This is a sponsored guest post by top blogger AmeeÂ Cantagallo ofÂ MadameDeals.com.
Do you remember the last time you walked into a room and didn’t know anyone? You knew you had to meet someone, or, where would you sit? Alone?
Who would you speak with?
I often feel that way when I come to work. How will I carve out my niche? Â The answer is simple: I have to build relationships. I have to network, and I have to spend the majority of my time doing it. I have to push myself out of my comfort zone and embrace my strengths, and I have to be prepared to treat every job I have likeÂ it’s the only job I have.
I think “Wow, that sounds easy enough”â€” except that I have social media to do, writing, managing a site, paying bills, taking care of my family, trying to figure out how to get a post done, not burn dinner, and be present at two Twitter parties within 5 minutes of one another. I am reminded how fragile life is and how every moment we have is our chance to leave a lasting impression.
I am going to share the strategy I useÂ that keeps my inbox full of offers and my bills paid. I have a couple of simple methodsÂ that will increase the number of returning customers so you will not have to work as hard toÂ find new business. It is a very easy process if you think about how relationships work in the “real world.” We communicate with our body language, words, and follow-through. The same is true online, except we have to rely more on non-verbal cues and actions than onÂ being physically present. This is how I “work” a room and build a real relationship from the comforts of my couch, closet, and sometimes,Â that desk I had to have.
When you receive an opportunity from a brand, read it to make sure you can do the job to the best of your ability. Then you need to accept the job through the TapInfluence platform. Next, I see who is managing the job. I look at the email of the person and make note of who I will be working for. I have a spreadsheet containing allÂ my jobs and managers and email addresses for each. It helps me to remember what that person’s work style is,Â what makes them happy, and what they need to formÂ a successful partnership. I have some partners that like to be emailed with my progress. I have some that like to use my images as examples, so I send thoseÂ right after I take them. I have some partners that want me to pitch my ideas before writing my piece, and I have some brand partners that just expect me to let them know when my piece is done.
Once I accept a job, I email the manager and thank them for inviting me. I ask them if there is any specific content or message they need to be delivered or anything else I should know that isn’t in the assignment. I tell them a little bit about my angle on my work, and I tell them I can have the post done in X number of days even if the deadline is much longer. I do this just in case someone else fails to produce their work, so they know they have my post available. I ask if they need it sooner because it is my job to help them look good in front of the brand they work for. I also find that doing my posts so far in advance enables me to better plan my job around my life. After I have established a connection, expectations, and timeline with my “boss,” I get to workÂ producingÂ quality content.

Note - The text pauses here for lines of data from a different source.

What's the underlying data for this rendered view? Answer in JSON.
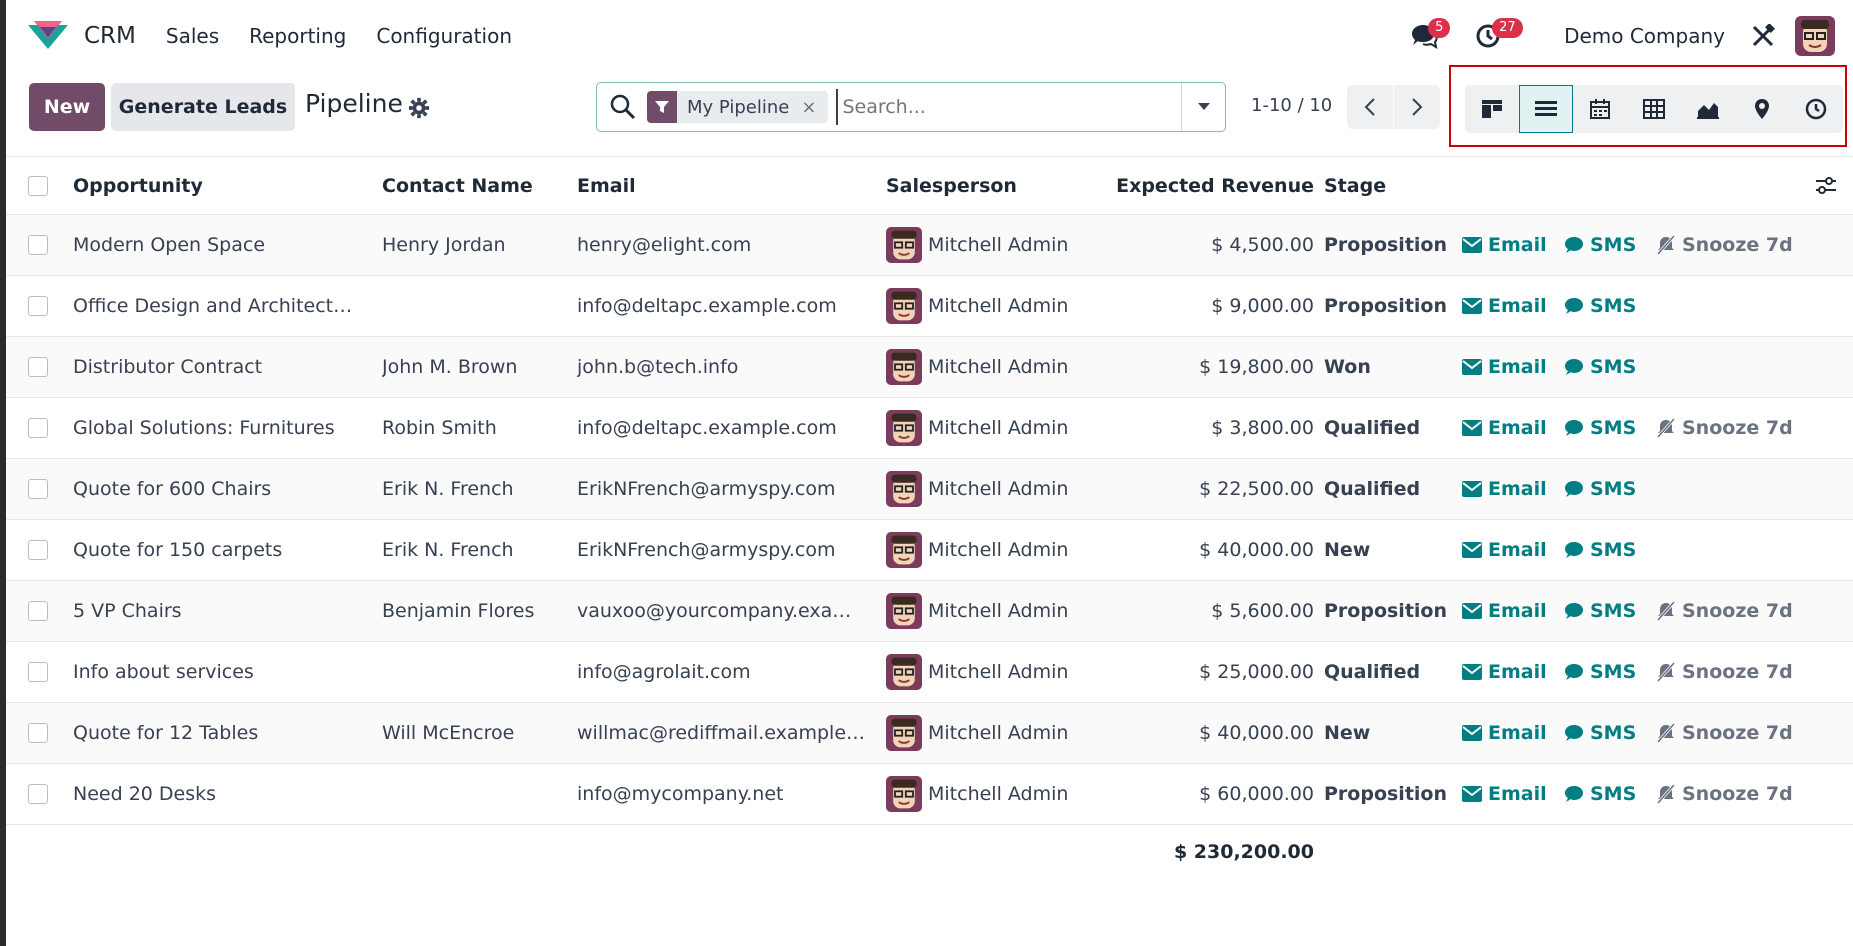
{
  "app": {
    "name": "CRM"
  },
  "menu": [
    "Sales",
    "Reporting",
    "Configuration"
  ],
  "navbar": {
    "messages_count": "5",
    "activities_count": "27",
    "company": "Demo Company"
  },
  "control": {
    "new_label": "New",
    "generate_label": "Generate Leads",
    "title": "Pipeline",
    "facet_label": "My Pipeline",
    "facet_remove": "×",
    "search_placeholder": "Search...",
    "pager": "1-10 / 10"
  },
  "views": [
    "kanban-view-icon",
    "list-view-icon",
    "calendar-view-icon",
    "pivot-view-icon",
    "graph-view-icon",
    "map-view-icon",
    "activity-view-icon"
  ],
  "columns": {
    "opportunity": "Opportunity",
    "contact": "Contact Name",
    "email": "Email",
    "salesperson": "Salesperson",
    "revenue": "Expected Revenue",
    "stage": "Stage"
  },
  "actions": {
    "email": "Email",
    "sms": "SMS",
    "snooze": "Snooze 7d"
  },
  "rows": [
    {
      "opportunity": "Modern Open Space",
      "contact": "Henry Jordan",
      "email": "henry@elight.com",
      "salesperson": "Mitchell Admin",
      "revenue": "$ 4,500.00",
      "stage": "Proposition",
      "snooze": true
    },
    {
      "opportunity": "Office Design and Architect…",
      "contact": "",
      "email": "info@deltapc.example.com",
      "salesperson": "Mitchell Admin",
      "revenue": "$ 9,000.00",
      "stage": "Proposition",
      "snooze": false
    },
    {
      "opportunity": "Distributor Contract",
      "contact": "John M. Brown",
      "email": "john.b@tech.info",
      "salesperson": "Mitchell Admin",
      "revenue": "$ 19,800.00",
      "stage": "Won",
      "snooze": false
    },
    {
      "opportunity": "Global Solutions: Furnitures",
      "contact": "Robin Smith",
      "email": "info@deltapc.example.com",
      "salesperson": "Mitchell Admin",
      "revenue": "$ 3,800.00",
      "stage": "Qualified",
      "snooze": true
    },
    {
      "opportunity": "Quote for 600 Chairs",
      "contact": "Erik N. French",
      "email": "ErikNFrench@armyspy.com",
      "salesperson": "Mitchell Admin",
      "revenue": "$ 22,500.00",
      "stage": "Qualified",
      "snooze": false
    },
    {
      "opportunity": "Quote for 150 carpets",
      "contact": "Erik N. French",
      "email": "ErikNFrench@armyspy.com",
      "salesperson": "Mitchell Admin",
      "revenue": "$ 40,000.00",
      "stage": "New",
      "snooze": false
    },
    {
      "opportunity": "5 VP Chairs",
      "contact": "Benjamin Flores",
      "email": "vauxoo@yourcompany.exa…",
      "salesperson": "Mitchell Admin",
      "revenue": "$ 5,600.00",
      "stage": "Proposition",
      "snooze": true
    },
    {
      "opportunity": "Info about services",
      "contact": "",
      "email": "info@agrolait.com",
      "salesperson": "Mitchell Admin",
      "revenue": "$ 25,000.00",
      "stage": "Qualified",
      "snooze": true
    },
    {
      "opportunity": "Quote for 12 Tables",
      "contact": "Will McEncroe",
      "email": "willmac@rediffmail.example…",
      "salesperson": "Mitchell Admin",
      "revenue": "$ 40,000.00",
      "stage": "New",
      "snooze": true
    },
    {
      "opportunity": "Need 20 Desks",
      "contact": "",
      "email": "info@mycompany.net",
      "salesperson": "Mitchell Admin",
      "revenue": "$ 60,000.00",
      "stage": "Proposition",
      "snooze": true
    }
  ],
  "total_revenue": "$ 230,200.00",
  "colors": {
    "brand": "#714b67",
    "accent": "#017e84",
    "badge": "#d9304b",
    "highlight": "#cc0000"
  }
}
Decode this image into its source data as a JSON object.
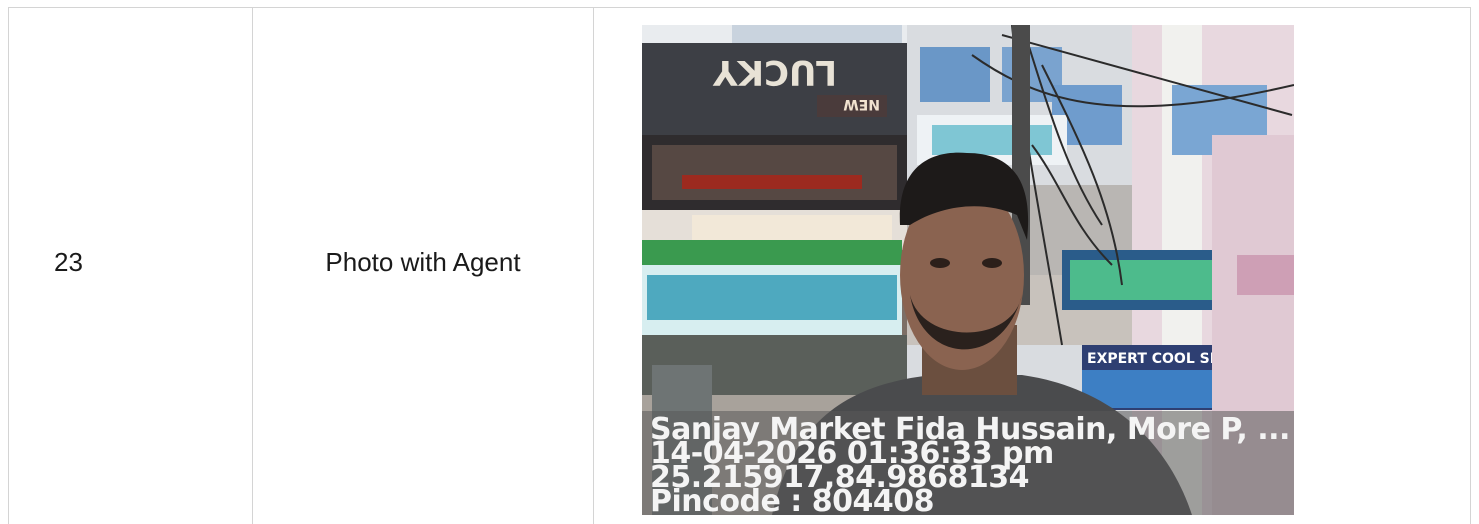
{
  "row": {
    "number": "23",
    "label": "Photo with Agent"
  },
  "photo": {
    "description_icon": "selfie-photo",
    "signs": {
      "top_sign": "LUCKY",
      "top_sign_side": "NEW",
      "right_sign": "EXPERT COOL SERVICES"
    },
    "stamp": {
      "location": "Sanjay Market Fida Hussain, More P, ...",
      "datetime": "14-04-2026 01:36:33 pm",
      "coordinates": "25.215917,84.9868134",
      "pincode": "Pincode : 804408"
    }
  },
  "colors": {
    "border": "#d4d4d4",
    "text": "#1a1a1a",
    "stamp_text": "#f4f4f4"
  }
}
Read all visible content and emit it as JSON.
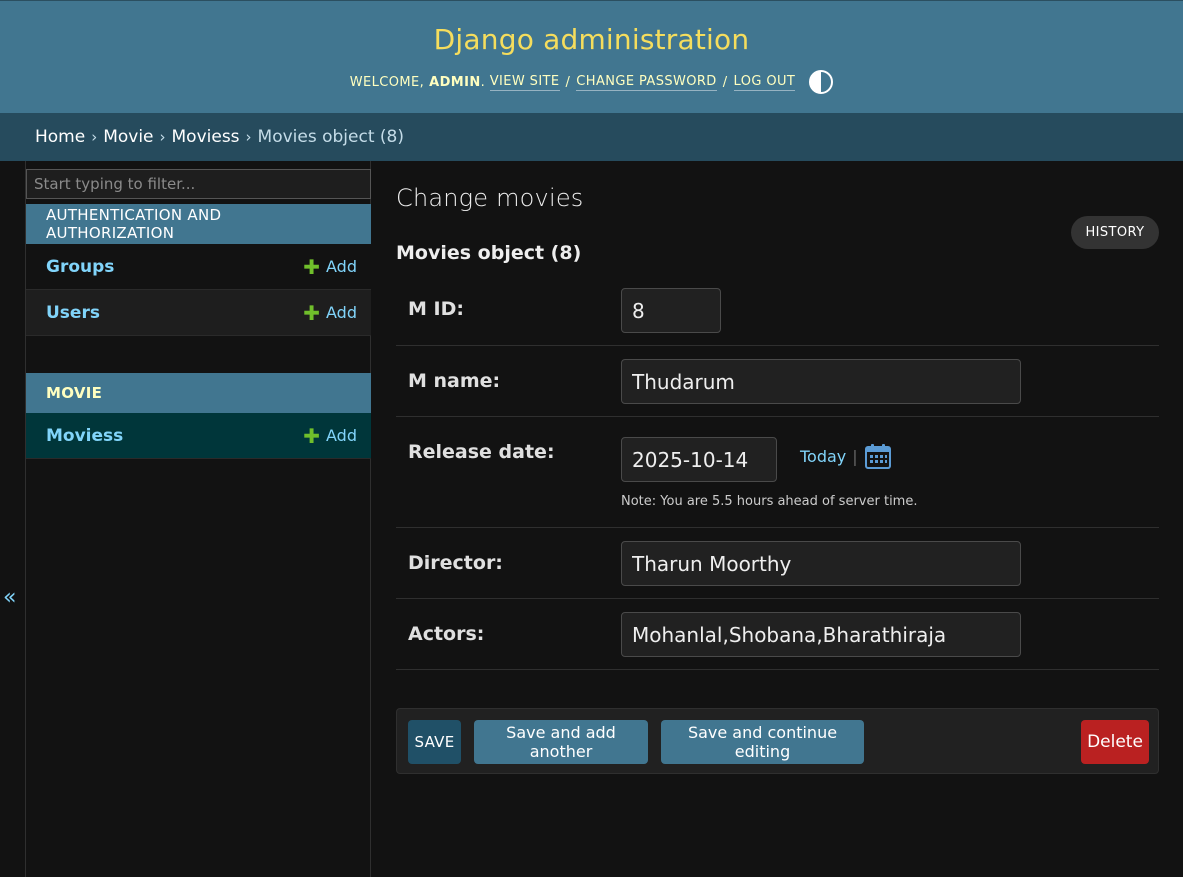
{
  "header": {
    "site_name": "Django administration",
    "welcome": "WELCOME,",
    "username": "ADMIN",
    "view_site": "VIEW SITE",
    "change_password": "CHANGE PASSWORD",
    "log_out": "LOG OUT",
    "separator": "/",
    "theme_toggle_icon": "half-circle-contrast-icon"
  },
  "breadcrumbs": {
    "items": [
      "Home",
      "Movie",
      "Moviess",
      "Movies object (8)"
    ],
    "separator": "›"
  },
  "sidebar": {
    "filter_placeholder": "Start typing to filter...",
    "apps": [
      {
        "caption": "AUTHENTICATION AND AUTHORIZATION",
        "models": [
          {
            "name": "Groups",
            "add_label": "Add"
          },
          {
            "name": "Users",
            "add_label": "Add"
          }
        ]
      },
      {
        "caption": "MOVIE",
        "models": [
          {
            "name": "Moviess",
            "add_label": "Add"
          }
        ]
      }
    ],
    "plus_glyph": "✚",
    "collapse_glyph": "«",
    "colors": {
      "app_header": "#417690",
      "selected_row": "#00363a",
      "link": "#81d4fa",
      "add_plus": "#70bf2b"
    }
  },
  "main": {
    "title": "Change movies",
    "history_label": "HISTORY",
    "object_title": "Movies object (8)",
    "fields": {
      "m_id": {
        "label": "M ID:",
        "value": "8"
      },
      "m_name": {
        "label": "M name:",
        "value": "Thudarum"
      },
      "release_date": {
        "label": "Release date:",
        "value": "2025-10-14",
        "today_label": "Today",
        "shortcut_separator": "|",
        "note": "Note: You are 5.5 hours ahead of server time."
      },
      "director": {
        "label": "Director:",
        "value": "Tharun Moorthy"
      },
      "actors": {
        "label": "Actors:",
        "value": "Mohanlal,Shobana,Bharathiraja"
      }
    },
    "submit": {
      "save": "SAVE",
      "save_add_another": "Save and add another",
      "save_continue": "Save and continue editing",
      "delete": "Delete"
    }
  }
}
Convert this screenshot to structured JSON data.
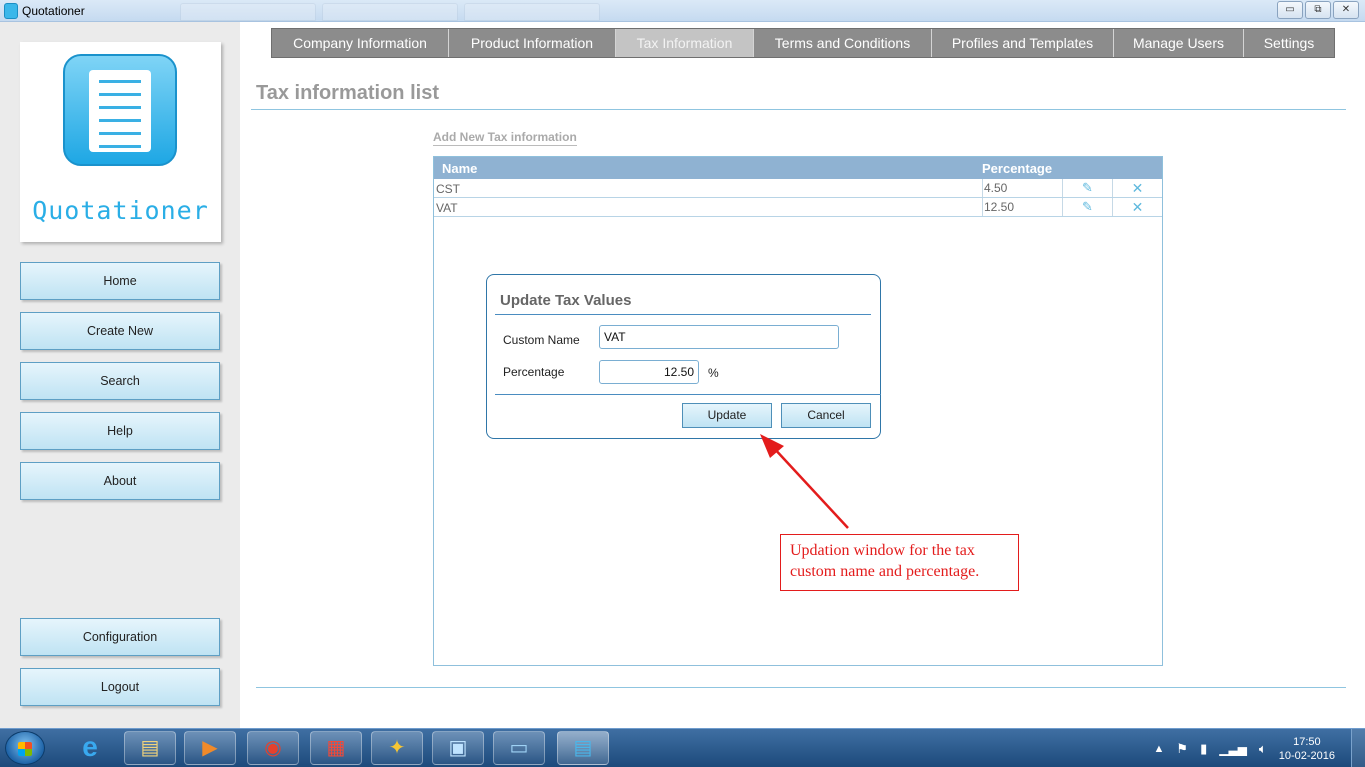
{
  "window": {
    "title": "Quotationer",
    "minimize_glyph": "▭",
    "maximize_glyph": "⧉",
    "close_glyph": "✕"
  },
  "sidebar": {
    "logo_text": "Quotationer",
    "buttons": [
      {
        "label": "Home"
      },
      {
        "label": "Create New"
      },
      {
        "label": "Search"
      },
      {
        "label": "Help"
      },
      {
        "label": "About"
      }
    ],
    "bottom_buttons": [
      {
        "label": "Configuration"
      },
      {
        "label": "Logout"
      }
    ]
  },
  "nav": {
    "tabs": [
      {
        "label": "Company Information"
      },
      {
        "label": "Product Information"
      },
      {
        "label": "Tax Information"
      },
      {
        "label": "Terms and Conditions"
      },
      {
        "label": "Profiles and Templates"
      },
      {
        "label": "Manage Users"
      },
      {
        "label": "Settings"
      }
    ],
    "active_tab": "Tax Information"
  },
  "main": {
    "page_title": "Tax information list",
    "add_link": "Add New Tax information",
    "table": {
      "headers": {
        "name": "Name",
        "percentage": "Percentage"
      },
      "rows": [
        {
          "name": "CST",
          "percentage": "4.50",
          "edit_icon": "✎",
          "delete_icon": "✕"
        },
        {
          "name": "VAT",
          "percentage": "12.50",
          "edit_icon": "✎",
          "delete_icon": "✕"
        }
      ]
    }
  },
  "dialog": {
    "title": "Update Tax Values",
    "custom_name_label": "Custom Name",
    "custom_name_value": "VAT",
    "percentage_label": "Percentage",
    "percentage_value": "12.50",
    "percent_sign": "%",
    "update_label": "Update",
    "cancel_label": "Cancel"
  },
  "annotation": {
    "line1": "Updation window for the tax",
    "line2": "custom name and percentage.",
    "color": "#e31c1c"
  },
  "taskbar": {
    "items": [
      {
        "icon": "internet-explorer-icon",
        "glyph": "e"
      },
      {
        "icon": "file-explorer-icon",
        "glyph": "▤"
      },
      {
        "icon": "media-player-icon",
        "glyph": "▶"
      },
      {
        "icon": "chrome-icon",
        "glyph": "◉"
      },
      {
        "icon": "apps-grid-icon",
        "glyph": "▦"
      },
      {
        "icon": "lightbulb-icon",
        "glyph": "✦"
      },
      {
        "icon": "control-panel-icon",
        "glyph": "▣"
      },
      {
        "icon": "photo-viewer-icon",
        "glyph": "▭"
      },
      {
        "icon": "quotationer-icon",
        "glyph": "▤"
      }
    ],
    "tray_arrow": "▲",
    "time": "17:50",
    "date": "10-02-2016"
  },
  "colors": {
    "accent": "#2aaee6",
    "nav_bg": "#8c8c8c",
    "table_header_bg": "#8fb2d2",
    "dialog_border": "#2f76a8"
  }
}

I then send my post to my Quality Assistant or QA. This person makes sure I have done everything I was asked and agreed to in the contract, andÂ thatÂ each point the brand requested be made was made, links are working, images are correct, and the post makes sense. I usually write in Evernote, and I copy and paste all notes where I am writing including the entire job. Then I have a person whoÂ quality-assures my post by going back into TapInfluence to make sure the assignmentÂ details haven’t been updated betweenÂ the time I received themÂ andÂ when I plan to submit the work. I highly suggest having someone quality assure your work if that isn’t something you are good at. It is worth the $10 investment to have someone review your work for quality and attention to detail. Your content should only have to be touched once by your boss. It should not have to be sent back to you several times for revisions unless the brand changed their mind. That does often happenâ€”where the brand doesn’t have the right URL or keywordsâ€”and you need to make those changes without making a fuss.
Once my work is complete and accepted for publication. I work my tail off to promote it. I am not only getting paid for placement on my site; I am getting paid for interaction. I think about how I can include that content in the body of work I already have to cross-promote it. I think aboutÂ ways to include that content in the future, because your job isn’t over when you publish;Â people follow your clicks and social media blitz long after the campaignÂ ends. I find that as an Influencer, itÂ makes me more credible to my readers to talk about the same products and services I love in new ways and tie them back to the older content I have written.
The final thing I do is my reports. I do not just do the required shares, but I go above and beyond. I work for the companies that hire me like I would expect my team to work for me. I do more than I have toâ€”not because they are paying me, but because I want to make sure that my coverage was the best. I want to get more jobs, and I know the key to getting more jobs is doing the jobs that you have to the best of your ability. I treat every relationship I haveâ€”online or in that crowded roomâ€”as one ofÂ importance. I listen to the person I am speaking to, gather their needs, communicate back as often as they need, and then I perform. I also do what every person should do, but forgets; I thank them for their partnership, and I invite them to provide me with feedback. I want to know what they think I could have done better because I know, to be competitive, I have to continue to up my game.
The truth is: Treat the customer like you want to be treated and you will not only have raving fans on your siteâ€”but also in your email inbox.
~For more from Amee, visit her at MadameDeals.com.